[Items listed in a dataset]
● ● ● ●

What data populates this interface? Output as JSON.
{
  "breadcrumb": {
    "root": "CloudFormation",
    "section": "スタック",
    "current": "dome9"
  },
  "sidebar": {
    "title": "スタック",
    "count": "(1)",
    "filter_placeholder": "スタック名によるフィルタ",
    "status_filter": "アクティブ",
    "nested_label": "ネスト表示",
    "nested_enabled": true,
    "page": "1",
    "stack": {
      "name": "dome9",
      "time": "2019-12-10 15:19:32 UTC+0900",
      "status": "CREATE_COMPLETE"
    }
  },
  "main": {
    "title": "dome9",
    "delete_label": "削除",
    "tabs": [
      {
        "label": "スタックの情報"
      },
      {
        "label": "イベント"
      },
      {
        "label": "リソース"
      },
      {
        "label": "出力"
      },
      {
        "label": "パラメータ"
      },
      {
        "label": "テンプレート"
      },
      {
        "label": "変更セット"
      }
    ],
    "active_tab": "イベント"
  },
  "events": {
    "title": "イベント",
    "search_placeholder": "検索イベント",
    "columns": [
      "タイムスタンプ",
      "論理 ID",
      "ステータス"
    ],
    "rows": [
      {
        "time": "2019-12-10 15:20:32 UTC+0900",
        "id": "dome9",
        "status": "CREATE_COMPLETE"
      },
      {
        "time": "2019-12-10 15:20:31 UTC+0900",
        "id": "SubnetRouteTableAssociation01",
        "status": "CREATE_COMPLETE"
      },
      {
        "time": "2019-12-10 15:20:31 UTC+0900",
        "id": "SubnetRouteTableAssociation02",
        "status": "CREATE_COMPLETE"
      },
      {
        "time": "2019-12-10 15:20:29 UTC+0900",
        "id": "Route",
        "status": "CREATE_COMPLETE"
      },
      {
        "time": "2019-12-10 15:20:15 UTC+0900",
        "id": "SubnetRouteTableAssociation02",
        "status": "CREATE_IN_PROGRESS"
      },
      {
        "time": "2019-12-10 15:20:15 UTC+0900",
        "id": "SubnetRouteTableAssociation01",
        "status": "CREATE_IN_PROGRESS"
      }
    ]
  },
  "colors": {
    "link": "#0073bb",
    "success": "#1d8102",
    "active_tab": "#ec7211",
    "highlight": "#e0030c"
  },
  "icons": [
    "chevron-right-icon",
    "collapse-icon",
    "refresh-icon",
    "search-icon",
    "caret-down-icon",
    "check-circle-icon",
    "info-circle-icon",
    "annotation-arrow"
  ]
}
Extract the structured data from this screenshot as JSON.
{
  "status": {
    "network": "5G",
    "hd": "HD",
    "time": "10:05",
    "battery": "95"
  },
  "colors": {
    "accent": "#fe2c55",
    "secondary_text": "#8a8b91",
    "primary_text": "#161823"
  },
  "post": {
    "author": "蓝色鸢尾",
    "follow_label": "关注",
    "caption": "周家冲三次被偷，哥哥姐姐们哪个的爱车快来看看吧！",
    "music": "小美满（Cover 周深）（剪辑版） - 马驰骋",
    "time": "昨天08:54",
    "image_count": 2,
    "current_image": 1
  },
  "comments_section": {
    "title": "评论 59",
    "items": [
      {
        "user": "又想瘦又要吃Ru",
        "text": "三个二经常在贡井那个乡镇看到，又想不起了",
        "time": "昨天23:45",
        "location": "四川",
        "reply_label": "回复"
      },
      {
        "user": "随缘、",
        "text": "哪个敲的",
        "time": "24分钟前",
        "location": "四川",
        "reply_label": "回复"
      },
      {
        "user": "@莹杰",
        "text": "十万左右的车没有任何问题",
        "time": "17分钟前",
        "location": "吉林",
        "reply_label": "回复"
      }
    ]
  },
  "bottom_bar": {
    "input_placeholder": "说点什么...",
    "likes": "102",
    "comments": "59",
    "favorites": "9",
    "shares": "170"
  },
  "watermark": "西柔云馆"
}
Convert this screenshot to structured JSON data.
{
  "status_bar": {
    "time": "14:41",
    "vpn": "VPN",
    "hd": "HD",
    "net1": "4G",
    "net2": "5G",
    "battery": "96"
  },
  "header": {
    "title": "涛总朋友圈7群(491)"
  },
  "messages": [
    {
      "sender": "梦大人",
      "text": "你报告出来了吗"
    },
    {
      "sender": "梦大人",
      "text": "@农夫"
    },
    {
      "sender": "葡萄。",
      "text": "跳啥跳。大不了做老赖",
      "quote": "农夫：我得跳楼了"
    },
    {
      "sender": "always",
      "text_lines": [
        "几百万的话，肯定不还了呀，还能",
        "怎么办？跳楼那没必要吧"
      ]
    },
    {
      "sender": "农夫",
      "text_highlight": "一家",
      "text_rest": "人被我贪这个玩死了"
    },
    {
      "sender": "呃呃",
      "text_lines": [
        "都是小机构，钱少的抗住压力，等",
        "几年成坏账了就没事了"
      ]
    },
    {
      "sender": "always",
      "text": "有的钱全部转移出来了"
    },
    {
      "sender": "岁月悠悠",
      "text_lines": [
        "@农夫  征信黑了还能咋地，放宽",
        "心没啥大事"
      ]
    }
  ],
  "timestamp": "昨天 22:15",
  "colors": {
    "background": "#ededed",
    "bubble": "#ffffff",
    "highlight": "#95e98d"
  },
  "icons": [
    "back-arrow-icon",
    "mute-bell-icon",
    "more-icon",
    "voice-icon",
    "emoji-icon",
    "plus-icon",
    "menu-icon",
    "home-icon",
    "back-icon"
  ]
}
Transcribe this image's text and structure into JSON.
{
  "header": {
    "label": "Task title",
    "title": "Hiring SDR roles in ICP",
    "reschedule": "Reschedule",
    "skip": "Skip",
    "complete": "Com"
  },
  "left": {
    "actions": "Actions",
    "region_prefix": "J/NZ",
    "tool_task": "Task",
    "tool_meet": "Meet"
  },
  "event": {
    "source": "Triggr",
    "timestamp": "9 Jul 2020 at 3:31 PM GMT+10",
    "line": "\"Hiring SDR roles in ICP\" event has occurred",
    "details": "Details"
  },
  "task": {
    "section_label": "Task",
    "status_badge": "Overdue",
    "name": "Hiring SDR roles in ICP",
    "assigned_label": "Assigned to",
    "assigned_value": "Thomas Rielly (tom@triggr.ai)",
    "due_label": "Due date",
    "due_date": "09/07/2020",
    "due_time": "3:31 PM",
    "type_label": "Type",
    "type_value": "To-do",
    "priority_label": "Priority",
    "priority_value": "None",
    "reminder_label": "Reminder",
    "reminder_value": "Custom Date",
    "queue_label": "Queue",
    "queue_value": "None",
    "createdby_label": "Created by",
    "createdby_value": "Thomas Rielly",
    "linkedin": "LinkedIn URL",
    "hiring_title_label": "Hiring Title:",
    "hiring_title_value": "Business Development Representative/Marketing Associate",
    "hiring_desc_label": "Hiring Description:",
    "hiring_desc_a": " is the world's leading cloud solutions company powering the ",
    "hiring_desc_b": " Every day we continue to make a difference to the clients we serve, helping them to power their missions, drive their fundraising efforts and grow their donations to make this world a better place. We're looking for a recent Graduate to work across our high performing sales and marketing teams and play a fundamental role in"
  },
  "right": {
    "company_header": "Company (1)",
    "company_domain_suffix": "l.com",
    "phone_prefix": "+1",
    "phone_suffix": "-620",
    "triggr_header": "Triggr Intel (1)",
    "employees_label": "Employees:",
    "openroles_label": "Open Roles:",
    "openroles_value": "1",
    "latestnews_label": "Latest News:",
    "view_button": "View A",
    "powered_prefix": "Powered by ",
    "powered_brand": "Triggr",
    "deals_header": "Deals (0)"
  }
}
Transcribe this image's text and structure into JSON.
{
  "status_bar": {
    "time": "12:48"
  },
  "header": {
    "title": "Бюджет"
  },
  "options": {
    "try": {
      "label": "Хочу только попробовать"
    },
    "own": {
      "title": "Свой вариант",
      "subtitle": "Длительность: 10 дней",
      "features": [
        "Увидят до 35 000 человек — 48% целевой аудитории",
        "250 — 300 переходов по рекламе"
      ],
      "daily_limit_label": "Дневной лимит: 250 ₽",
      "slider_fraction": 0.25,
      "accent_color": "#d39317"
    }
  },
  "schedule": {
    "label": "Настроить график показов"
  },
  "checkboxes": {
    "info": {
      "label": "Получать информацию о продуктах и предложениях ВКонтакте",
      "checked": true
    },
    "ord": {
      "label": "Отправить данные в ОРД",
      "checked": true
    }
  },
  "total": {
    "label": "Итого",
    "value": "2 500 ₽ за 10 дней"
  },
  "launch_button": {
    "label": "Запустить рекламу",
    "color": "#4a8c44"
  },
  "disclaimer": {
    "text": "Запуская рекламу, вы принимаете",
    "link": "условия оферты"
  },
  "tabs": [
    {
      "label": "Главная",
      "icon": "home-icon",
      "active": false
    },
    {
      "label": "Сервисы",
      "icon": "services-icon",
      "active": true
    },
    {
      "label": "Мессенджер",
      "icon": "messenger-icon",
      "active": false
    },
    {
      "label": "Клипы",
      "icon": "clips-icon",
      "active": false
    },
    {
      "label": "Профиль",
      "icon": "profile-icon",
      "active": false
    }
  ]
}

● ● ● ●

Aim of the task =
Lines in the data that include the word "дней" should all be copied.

Completed exercise =
      "subtitle": "Длительность: 10 дней",
    "value": "2 500 ₽ за 10 дней"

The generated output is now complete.